Among the entries that follow, find every line with the word "scene" and list it.

━━━ Provided data ━━━

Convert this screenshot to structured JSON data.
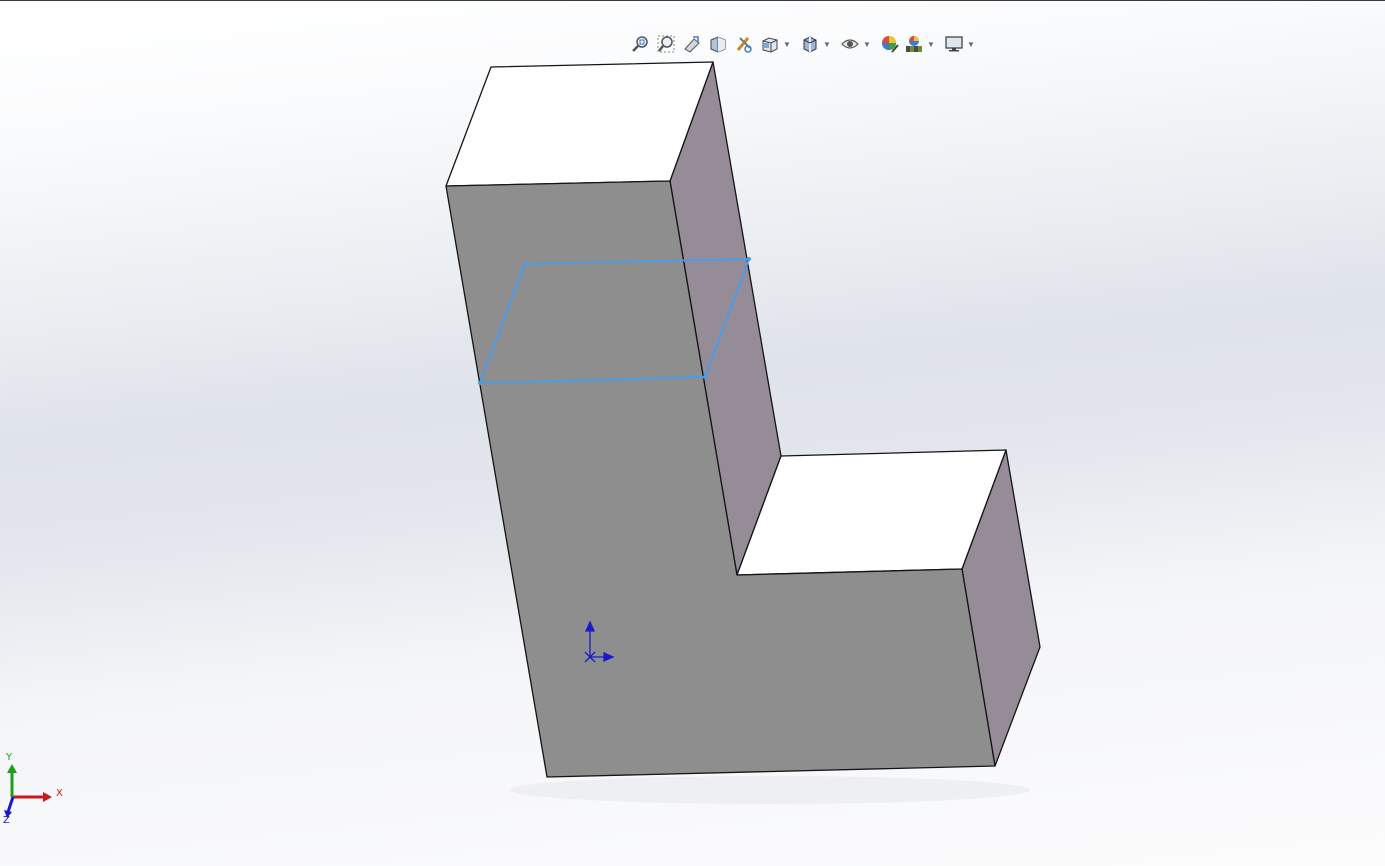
{
  "viewport": {
    "background_top": "#ffffff",
    "background_mid": "#dfe3ea",
    "part_front_color": "#8e8e8e",
    "part_side_color": "#968c98",
    "part_top_color": "#ffffff",
    "sketch_color": "#4a9be8",
    "origin_color": "#1a1acc"
  },
  "heads_up_toolbar": {
    "items": [
      {
        "name": "zoom-to-fit",
        "icon": "zoom-to-fit-icon",
        "dropdown": false
      },
      {
        "name": "zoom-to-area",
        "icon": "zoom-to-area-icon",
        "dropdown": false
      },
      {
        "name": "previous-view",
        "icon": "previous-view-icon",
        "dropdown": false
      },
      {
        "name": "section-view",
        "icon": "section-view-icon",
        "dropdown": false
      },
      {
        "name": "dynamic-annotation-views",
        "icon": "dynamic-annotation-icon",
        "dropdown": false
      },
      {
        "name": "view-orientation",
        "icon": "view-orientation-icon",
        "dropdown": true
      },
      {
        "name": "display-style",
        "icon": "display-style-icon",
        "dropdown": true
      },
      {
        "name": "hide-show-items",
        "icon": "hide-show-eye-icon",
        "dropdown": true
      },
      {
        "name": "edit-appearance",
        "icon": "edit-appearance-icon",
        "dropdown": false
      },
      {
        "name": "apply-scene",
        "icon": "apply-scene-icon",
        "dropdown": true
      },
      {
        "name": "view-settings",
        "icon": "monitor-icon",
        "dropdown": true
      }
    ]
  },
  "triad": {
    "x_label": "X",
    "y_label": "Y",
    "z_label": "Z",
    "x_color": "#cc1a1a",
    "y_color": "#1aa01a",
    "z_color": "#1a1acc"
  }
}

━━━

#### Answer space:
        "name": "apply-scene",
        "icon": "apply-scene-icon",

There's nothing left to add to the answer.